EXERCISE: All entries should be printed precisely as written.

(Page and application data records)
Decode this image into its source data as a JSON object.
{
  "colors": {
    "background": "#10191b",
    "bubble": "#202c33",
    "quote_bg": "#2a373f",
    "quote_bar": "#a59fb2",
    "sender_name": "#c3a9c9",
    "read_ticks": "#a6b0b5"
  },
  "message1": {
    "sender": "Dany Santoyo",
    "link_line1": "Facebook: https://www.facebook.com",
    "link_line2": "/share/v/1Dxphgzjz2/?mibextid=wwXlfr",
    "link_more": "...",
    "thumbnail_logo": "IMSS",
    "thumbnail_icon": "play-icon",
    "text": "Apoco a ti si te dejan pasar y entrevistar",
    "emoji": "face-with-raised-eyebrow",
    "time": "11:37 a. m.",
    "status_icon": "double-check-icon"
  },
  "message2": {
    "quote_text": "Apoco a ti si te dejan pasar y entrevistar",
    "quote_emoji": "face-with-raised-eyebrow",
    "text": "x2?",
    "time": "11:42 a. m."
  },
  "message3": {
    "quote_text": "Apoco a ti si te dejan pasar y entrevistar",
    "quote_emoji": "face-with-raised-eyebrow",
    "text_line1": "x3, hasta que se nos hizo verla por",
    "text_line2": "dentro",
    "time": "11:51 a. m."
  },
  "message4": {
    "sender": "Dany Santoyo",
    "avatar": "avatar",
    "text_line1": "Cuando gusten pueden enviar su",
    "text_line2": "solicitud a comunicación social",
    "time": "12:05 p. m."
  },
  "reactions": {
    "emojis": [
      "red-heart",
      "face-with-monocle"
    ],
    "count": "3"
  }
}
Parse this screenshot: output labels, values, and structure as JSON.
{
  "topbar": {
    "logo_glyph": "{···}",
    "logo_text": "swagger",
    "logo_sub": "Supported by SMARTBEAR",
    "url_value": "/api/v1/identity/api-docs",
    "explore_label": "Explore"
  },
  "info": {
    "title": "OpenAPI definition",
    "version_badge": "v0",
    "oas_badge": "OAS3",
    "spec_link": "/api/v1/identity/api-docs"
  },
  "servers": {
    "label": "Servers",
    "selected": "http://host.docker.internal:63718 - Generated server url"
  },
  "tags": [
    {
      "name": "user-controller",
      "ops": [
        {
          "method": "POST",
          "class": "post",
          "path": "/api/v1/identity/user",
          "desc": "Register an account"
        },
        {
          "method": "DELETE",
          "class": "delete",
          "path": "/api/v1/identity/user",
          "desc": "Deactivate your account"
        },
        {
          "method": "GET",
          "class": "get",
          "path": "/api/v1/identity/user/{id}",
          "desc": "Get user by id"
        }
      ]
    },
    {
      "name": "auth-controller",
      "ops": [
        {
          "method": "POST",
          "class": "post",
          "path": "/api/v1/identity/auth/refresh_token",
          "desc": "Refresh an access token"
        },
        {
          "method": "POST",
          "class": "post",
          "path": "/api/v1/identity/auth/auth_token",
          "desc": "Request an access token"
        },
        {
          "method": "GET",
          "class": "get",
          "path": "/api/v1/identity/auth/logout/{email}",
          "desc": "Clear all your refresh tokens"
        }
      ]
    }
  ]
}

ANSWER TO THE EXERCISE:
Decode this image into its source data as a JSON object.
{
  "colors": {
    "background": "#10191b",
    "bubble": "#202c33",
    "quote_bg": "#2a373f",
    "quote_bar": "#a59fb2",
    "sender_name": "#c3a9c9",
    "read_ticks": "#a6b0b5"
  },
  "message1": {
    "sender": "Dany Santoyo",
    "link_line1": "Facebook: https://www.facebook.com",
    "link_line2": "/share/v/1Dxphgzjz2/?mibextid=wwXlfr",
    "link_more": "...",
    "thumbnail_logo": "IMSS",
    "thumbnail_icon": "play-icon",
    "text": "Apoco a ti si te dejan pasar y entrevistar",
    "emoji": "face-with-raised-eyebrow",
    "time": "11:37 a. m.",
    "status_icon": "double-check-icon"
  },
  "message2": {
    "quote_text": "Apoco a ti si te dejan pasar y entrevistar",
    "quote_emoji": "face-with-raised-eyebrow",
    "text": "x2?",
    "time": "11:42 a. m."
  },
  "message3": {
    "quote_text": "Apoco a ti si te dejan pasar y entrevistar",
    "quote_emoji": "face-with-raised-eyebrow",
    "text_line1": "x3, hasta que se nos hizo verla por",
    "text_line2": "dentro",
    "time": "11:51 a. m."
  },
  "message4": {
    "sender": "Dany Santoyo",
    "avatar": "avatar",
    "text_line1": "Cuando gusten pueden enviar su",
    "text_line2": "solicitud a comunicación social",
    "time": "12:05 p. m."
  },
  "reactions": {
    "emojis": [
      "red-heart",
      "face-with-monocle"
    ],
    "count": "3"
  }
}
Parse this screenshot: output labels, values, and structure as JSON.
{
  "topbar": {
    "logo_glyph": "{···}",
    "logo_text": "swagger",
    "logo_sub": "Supported by SMARTBEAR",
    "url_value": "/api/v1/identity/api-docs",
    "explore_label": "Explore"
  },
  "info": {
    "title": "OpenAPI definition",
    "version_badge": "v0",
    "oas_badge": "OAS3",
    "spec_link": "/api/v1/identity/api-docs"
  },
  "servers": {
    "label": "Servers",
    "selected": "http://host.docker.internal:63718 - Generated server url"
  },
  "tags": [
    {
      "name": "user-controller",
      "ops": [
        {
          "method": "POST",
          "class": "post",
          "path": "/api/v1/identity/user",
          "desc": "Register an account"
        },
        {
          "method": "DELETE",
          "class": "delete",
          "path": "/api/v1/identity/user",
          "desc": "Deactivate your account"
        },
        {
          "method": "GET",
          "class": "get",
          "path": "/api/v1/identity/user/{id}",
          "desc": "Get user by id"
        }
      ]
    },
    {
      "name": "auth-controller",
      "ops": [
        {
          "method": "POST",
          "class": "post",
          "path": "/api/v1/identity/auth/refresh_token",
          "desc": "Refresh an access token"
        },
        {
          "method": "POST",
          "class": "post",
          "path": "/api/v1/identity/auth/auth_token",
          "desc": "Request an access token"
        },
        {
          "method": "GET",
          "class": "get",
          "path": "/api/v1/identity/auth/logout/{email}",
          "desc": "Clear all your refresh tokens"
        }
      ]
    }
  ]
}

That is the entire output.